AUSTRALIA is becoming an increasingly unhealthy society, with almost two in three Australian adults now overweight or obese, and almost one in five experiencing some form of mental illness every year, according to the Planning Institute of Australia (PIA).
However, the nation's peak town planning body said it has a new angle on how to reverse this trend, adding that there is a growing body of evidence that indicates the built environment – such as streets, neighbourhoods, towns and cities – has a significant influence on wellbeing.
The Institute said that when designed to facilitate physical and social activity, improve access to healthy food, and foster integration and a sense of belonging, the environments in which we live, work and play give rise to happier and healthier people.
This is the premise behind the recently-released Healthy Communities position statement, described by PIA CEO Kirsty Kelly as a call to action for planners and urban designers around Australia to creatively and collectively address the sedentary lifestyle of our communities.
The position statement encourages the integration of a set of principles whenever planners and designers plan new settlements and suburbs or redesign and renew existing ones.
"This means encouraging and supporting the development of environments that promote physical activity, healthy eating and social and mental wellbeing. It means considering health perspectives throughout the planning process, and incorporating community health and wellbeing as integral objectives and outcomes in planning legislation and policy frameworks," the Institute said.
"A key to success will be educating relevant disciplines on how and why they should help shape healthy communities. Whether it is through interdisciplinary planning and design processes; through professional development; or through the creation of planning documentation that teach planners, political decision-makers and the community on the correlation between healthy spaces and places and healthy people.
"The responsibility does not lie solely with planners, of course. Success will emerge only through effective collaboration with myriad other professions and sectors, including service agencies, health professionals, engineers, architects, economists and government.

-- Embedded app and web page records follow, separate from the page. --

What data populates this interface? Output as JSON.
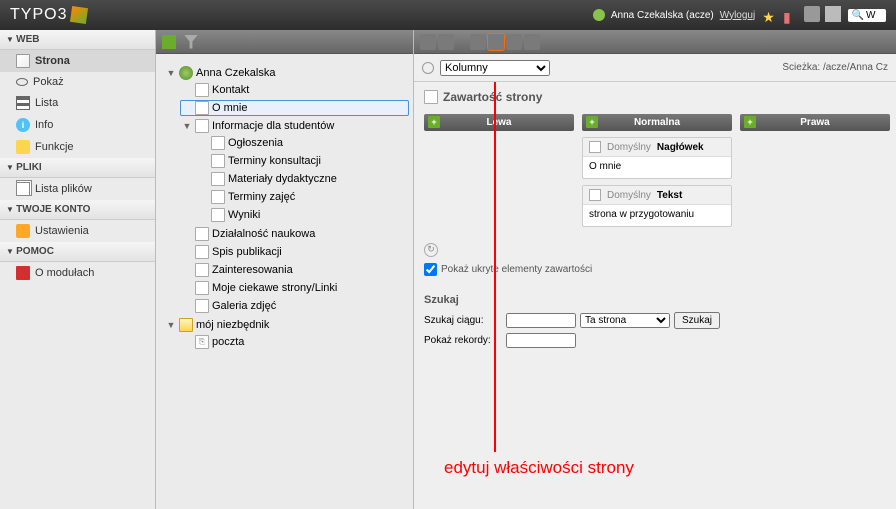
{
  "brand": "TYPO3",
  "user": {
    "name": "Anna Czekalska (acze)",
    "logout": "Wyloguj"
  },
  "sidebar": {
    "sections": [
      {
        "title": "WEB",
        "items": [
          {
            "label": "Strona",
            "icon": "i-page",
            "active": true
          },
          {
            "label": "Pokaż",
            "icon": "i-eye"
          },
          {
            "label": "Lista",
            "icon": "i-list"
          },
          {
            "label": "Info",
            "icon": "i-info"
          },
          {
            "label": "Funkcje",
            "icon": "i-func"
          }
        ]
      },
      {
        "title": "PLIKI",
        "items": [
          {
            "label": "Lista plików",
            "icon": "i-files"
          }
        ]
      },
      {
        "title": "TWOJE KONTO",
        "items": [
          {
            "label": "Ustawienia",
            "icon": "i-settings"
          }
        ]
      },
      {
        "title": "POMOC",
        "items": [
          {
            "label": "O modułach",
            "icon": "i-book"
          }
        ]
      }
    ]
  },
  "tree": {
    "root": "Anna Czekalska",
    "children": [
      {
        "label": "Kontakt"
      },
      {
        "label": "O mnie",
        "selected": true
      },
      {
        "label": "Informacje dla studentów",
        "expanded": true,
        "children": [
          {
            "label": "Ogłoszenia"
          },
          {
            "label": "Terminy konsultacji"
          },
          {
            "label": "Materiały dydaktyczne"
          },
          {
            "label": "Terminy zajęć"
          },
          {
            "label": "Wyniki"
          }
        ]
      },
      {
        "label": "Działalność naukowa"
      },
      {
        "label": "Spis publikacji"
      },
      {
        "label": "Zainteresowania"
      },
      {
        "label": "Moje ciekawe strony/Linki"
      },
      {
        "label": "Galeria zdjęć"
      }
    ],
    "extra": {
      "label": "mój niezbędnik",
      "children": [
        {
          "label": "poczta",
          "icon": "link-i"
        }
      ]
    }
  },
  "content": {
    "layout_select": "Kolumny",
    "breadcrumb": "Ścieżka: /acze/Anna Cz",
    "page_title": "Zawartość strony",
    "columns": [
      {
        "name": "Lewa",
        "elements": []
      },
      {
        "name": "Normalna",
        "elements": [
          {
            "type": "Domyślny",
            "title": "Nagłówek",
            "body": "O mnie"
          },
          {
            "type": "Domyślny",
            "title": "Tekst",
            "body": "strona w przygotowaniu"
          }
        ]
      },
      {
        "name": "Prawa",
        "elements": []
      }
    ],
    "hidden_toggle": "Pokaż ukryte elementy zawartości",
    "search": {
      "heading": "Szukaj",
      "string_label": "Szukaj ciągu:",
      "scope": "Ta strona",
      "button": "Szukaj",
      "records_label": "Pokaż rekordy:"
    }
  },
  "annotation": "edytuj właściwości strony"
}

Ms Kelly said the position statement serves as a blueprint and a call to action for all these professionals to address – collectively and cooperatively – Australia's damaging and growing health problem through their work.